(Dataset rows for apps and sites)
———

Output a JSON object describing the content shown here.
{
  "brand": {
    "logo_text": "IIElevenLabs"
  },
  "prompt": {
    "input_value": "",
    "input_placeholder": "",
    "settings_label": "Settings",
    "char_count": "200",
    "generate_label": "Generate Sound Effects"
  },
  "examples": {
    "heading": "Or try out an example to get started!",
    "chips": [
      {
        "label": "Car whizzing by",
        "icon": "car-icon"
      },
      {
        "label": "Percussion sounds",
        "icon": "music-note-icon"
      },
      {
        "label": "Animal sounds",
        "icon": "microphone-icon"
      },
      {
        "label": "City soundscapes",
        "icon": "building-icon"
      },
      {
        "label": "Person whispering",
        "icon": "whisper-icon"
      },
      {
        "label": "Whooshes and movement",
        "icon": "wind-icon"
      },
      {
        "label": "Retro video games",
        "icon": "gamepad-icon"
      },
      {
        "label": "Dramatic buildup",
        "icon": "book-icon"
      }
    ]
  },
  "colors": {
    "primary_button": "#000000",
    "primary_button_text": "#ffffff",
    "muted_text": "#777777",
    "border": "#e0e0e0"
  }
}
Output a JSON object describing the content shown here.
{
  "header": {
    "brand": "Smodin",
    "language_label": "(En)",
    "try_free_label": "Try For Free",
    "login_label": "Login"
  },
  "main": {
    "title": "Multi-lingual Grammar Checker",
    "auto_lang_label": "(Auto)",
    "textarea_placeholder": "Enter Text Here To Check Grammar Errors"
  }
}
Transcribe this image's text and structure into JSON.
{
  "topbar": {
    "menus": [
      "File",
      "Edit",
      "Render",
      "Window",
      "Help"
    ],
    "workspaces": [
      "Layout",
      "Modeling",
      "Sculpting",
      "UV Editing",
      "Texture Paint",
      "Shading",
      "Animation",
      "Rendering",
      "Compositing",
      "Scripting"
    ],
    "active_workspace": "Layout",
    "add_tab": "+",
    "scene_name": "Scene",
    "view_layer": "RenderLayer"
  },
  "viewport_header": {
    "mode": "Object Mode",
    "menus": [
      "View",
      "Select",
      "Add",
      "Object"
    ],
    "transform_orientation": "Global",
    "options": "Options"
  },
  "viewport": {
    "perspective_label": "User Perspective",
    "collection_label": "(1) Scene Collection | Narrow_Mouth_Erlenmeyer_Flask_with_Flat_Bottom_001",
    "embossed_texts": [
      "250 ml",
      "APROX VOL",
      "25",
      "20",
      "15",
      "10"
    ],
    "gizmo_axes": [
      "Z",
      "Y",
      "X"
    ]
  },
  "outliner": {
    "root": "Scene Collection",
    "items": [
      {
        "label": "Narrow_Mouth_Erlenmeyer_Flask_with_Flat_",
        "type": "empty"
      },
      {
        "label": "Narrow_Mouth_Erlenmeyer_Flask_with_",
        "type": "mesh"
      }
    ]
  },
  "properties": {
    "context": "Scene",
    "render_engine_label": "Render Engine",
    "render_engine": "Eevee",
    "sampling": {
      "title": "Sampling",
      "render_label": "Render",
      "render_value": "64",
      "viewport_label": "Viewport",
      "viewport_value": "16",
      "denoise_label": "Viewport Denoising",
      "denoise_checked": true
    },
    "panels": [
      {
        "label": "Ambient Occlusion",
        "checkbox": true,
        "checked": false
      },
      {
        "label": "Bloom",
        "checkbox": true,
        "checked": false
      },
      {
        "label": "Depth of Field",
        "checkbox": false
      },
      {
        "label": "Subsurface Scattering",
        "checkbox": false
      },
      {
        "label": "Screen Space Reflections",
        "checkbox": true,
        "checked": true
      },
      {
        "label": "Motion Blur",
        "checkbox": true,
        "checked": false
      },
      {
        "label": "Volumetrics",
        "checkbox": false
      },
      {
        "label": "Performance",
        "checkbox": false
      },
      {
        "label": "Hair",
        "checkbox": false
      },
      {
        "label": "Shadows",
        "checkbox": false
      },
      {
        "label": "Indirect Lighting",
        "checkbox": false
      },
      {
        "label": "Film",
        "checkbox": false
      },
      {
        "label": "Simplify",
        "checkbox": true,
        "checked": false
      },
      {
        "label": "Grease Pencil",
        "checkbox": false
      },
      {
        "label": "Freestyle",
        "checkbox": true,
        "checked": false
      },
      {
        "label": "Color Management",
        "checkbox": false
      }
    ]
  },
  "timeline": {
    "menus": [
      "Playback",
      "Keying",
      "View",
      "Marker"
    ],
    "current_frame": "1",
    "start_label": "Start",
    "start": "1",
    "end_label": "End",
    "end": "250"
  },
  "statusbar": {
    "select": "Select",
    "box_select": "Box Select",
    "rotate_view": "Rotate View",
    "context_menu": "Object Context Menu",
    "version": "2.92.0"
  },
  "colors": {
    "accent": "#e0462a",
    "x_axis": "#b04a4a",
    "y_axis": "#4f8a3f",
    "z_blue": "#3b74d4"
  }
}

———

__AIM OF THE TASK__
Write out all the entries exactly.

__RESPONSE__
Output a JSON object describing the content shown here.
{
  "brand": {
    "logo_text": "IIElevenLabs"
  },
  "prompt": {
    "input_value": "",
    "input_placeholder": "",
    "settings_label": "Settings",
    "char_count": "200",
    "generate_label": "Generate Sound Effects"
  },
  "examples": {
    "heading": "Or try out an example to get started!",
    "chips": [
      {
        "label": "Car whizzing by",
        "icon": "car-icon"
      },
      {
        "label": "Percussion sounds",
        "icon": "music-note-icon"
      },
      {
        "label": "Animal sounds",
        "icon": "microphone-icon"
      },
      {
        "label": "City soundscapes",
        "icon": "building-icon"
      },
      {
        "label": "Person whispering",
        "icon": "whisper-icon"
      },
      {
        "label": "Whooshes and movement",
        "icon": "wind-icon"
      },
      {
        "label": "Retro video games",
        "icon": "gamepad-icon"
      },
      {
        "label": "Dramatic buildup",
        "icon": "book-icon"
      }
    ]
  },
  "colors": {
    "primary_button": "#000000",
    "primary_button_text": "#ffffff",
    "muted_text": "#777777",
    "border": "#e0e0e0"
  }
}
Output a JSON object describing the content shown here.
{
  "header": {
    "brand": "Smodin",
    "language_label": "(En)",
    "try_free_label": "Try For Free",
    "login_label": "Login"
  },
  "main": {
    "title": "Multi-lingual Grammar Checker",
    "auto_lang_label": "(Auto)",
    "textarea_placeholder": "Enter Text Here To Check Grammar Errors"
  }
}
Transcribe this image's text and structure into JSON.
{
  "topbar": {
    "menus": [
      "File",
      "Edit",
      "Render",
      "Window",
      "Help"
    ],
    "workspaces": [
      "Layout",
      "Modeling",
      "Sculpting",
      "UV Editing",
      "Texture Paint",
      "Shading",
      "Animation",
      "Rendering",
      "Compositing",
      "Scripting"
    ],
    "active_workspace": "Layout",
    "add_tab": "+",
    "scene_name": "Scene",
    "view_layer": "RenderLayer"
  },
  "viewport_header": {
    "mode": "Object Mode",
    "menus": [
      "View",
      "Select",
      "Add",
      "Object"
    ],
    "transform_orientation": "Global",
    "options": "Options"
  },
  "viewport": {
    "perspective_label": "User Perspective",
    "collection_label": "(1) Scene Collection | Narrow_Mouth_Erlenmeyer_Flask_with_Flat_Bottom_001",
    "embossed_texts": [
      "250 ml",
      "APROX VOL",
      "25",
      "20",
      "15",
      "10"
    ],
    "gizmo_axes": [
      "Z",
      "Y",
      "X"
    ]
  },
  "outliner": {
    "root": "Scene Collection",
    "items": [
      {
        "label": "Narrow_Mouth_Erlenmeyer_Flask_with_Flat_",
        "type": "empty"
      },
      {
        "label": "Narrow_Mouth_Erlenmeyer_Flask_with_",
        "type": "mesh"
      }
    ]
  },
  "properties": {
    "context": "Scene",
    "render_engine_label": "Render Engine",
    "render_engine": "Eevee",
    "sampling": {
      "title": "Sampling",
      "render_label": "Render",
      "render_value": "64",
      "viewport_label": "Viewport",
      "viewport_value": "16",
      "denoise_label": "Viewport Denoising",
      "denoise_checked": true
    },
    "panels": [
      {
        "label": "Ambient Occlusion",
        "checkbox": true,
        "checked": false
      },
      {
        "label": "Bloom",
        "checkbox": true,
        "checked": false
      },
      {
        "label": "Depth of Field",
        "checkbox": false
      },
      {
        "label": "Subsurface Scattering",
        "checkbox": false
      },
      {
        "label": "Screen Space Reflections",
        "checkbox": true,
        "checked": true
      },
      {
        "label": "Motion Blur",
        "checkbox": true,
        "checked": false
      },
      {
        "label": "Volumetrics",
        "checkbox": false
      },
      {
        "label": "Performance",
        "checkbox": false
      },
      {
        "label": "Hair",
        "checkbox": false
      },
      {
        "label": "Shadows",
        "checkbox": false
      },
      {
        "label": "Indirect Lighting",
        "checkbox": false
      },
      {
        "label": "Film",
        "checkbox": false
      },
      {
        "label": "Simplify",
        "checkbox": true,
        "checked": false
      },
      {
        "label": "Grease Pencil",
        "checkbox": false
      },
      {
        "label": "Freestyle",
        "checkbox": true,
        "checked": false
      },
      {
        "label": "Color Management",
        "checkbox": false
      }
    ]
  },
  "timeline": {
    "menus": [
      "Playback",
      "Keying",
      "View",
      "Marker"
    ],
    "current_frame": "1",
    "start_label": "Start",
    "start": "1",
    "end_label": "End",
    "end": "250"
  },
  "statusbar": {
    "select": "Select",
    "box_select": "Box Select",
    "rotate_view": "Rotate View",
    "context_menu": "Object Context Menu",
    "version": "2.92.0"
  },
  "colors": {
    "accent": "#e0462a",
    "x_axis": "#b04a4a",
    "y_axis": "#4f8a3f",
    "z_blue": "#3b74d4"
  }
}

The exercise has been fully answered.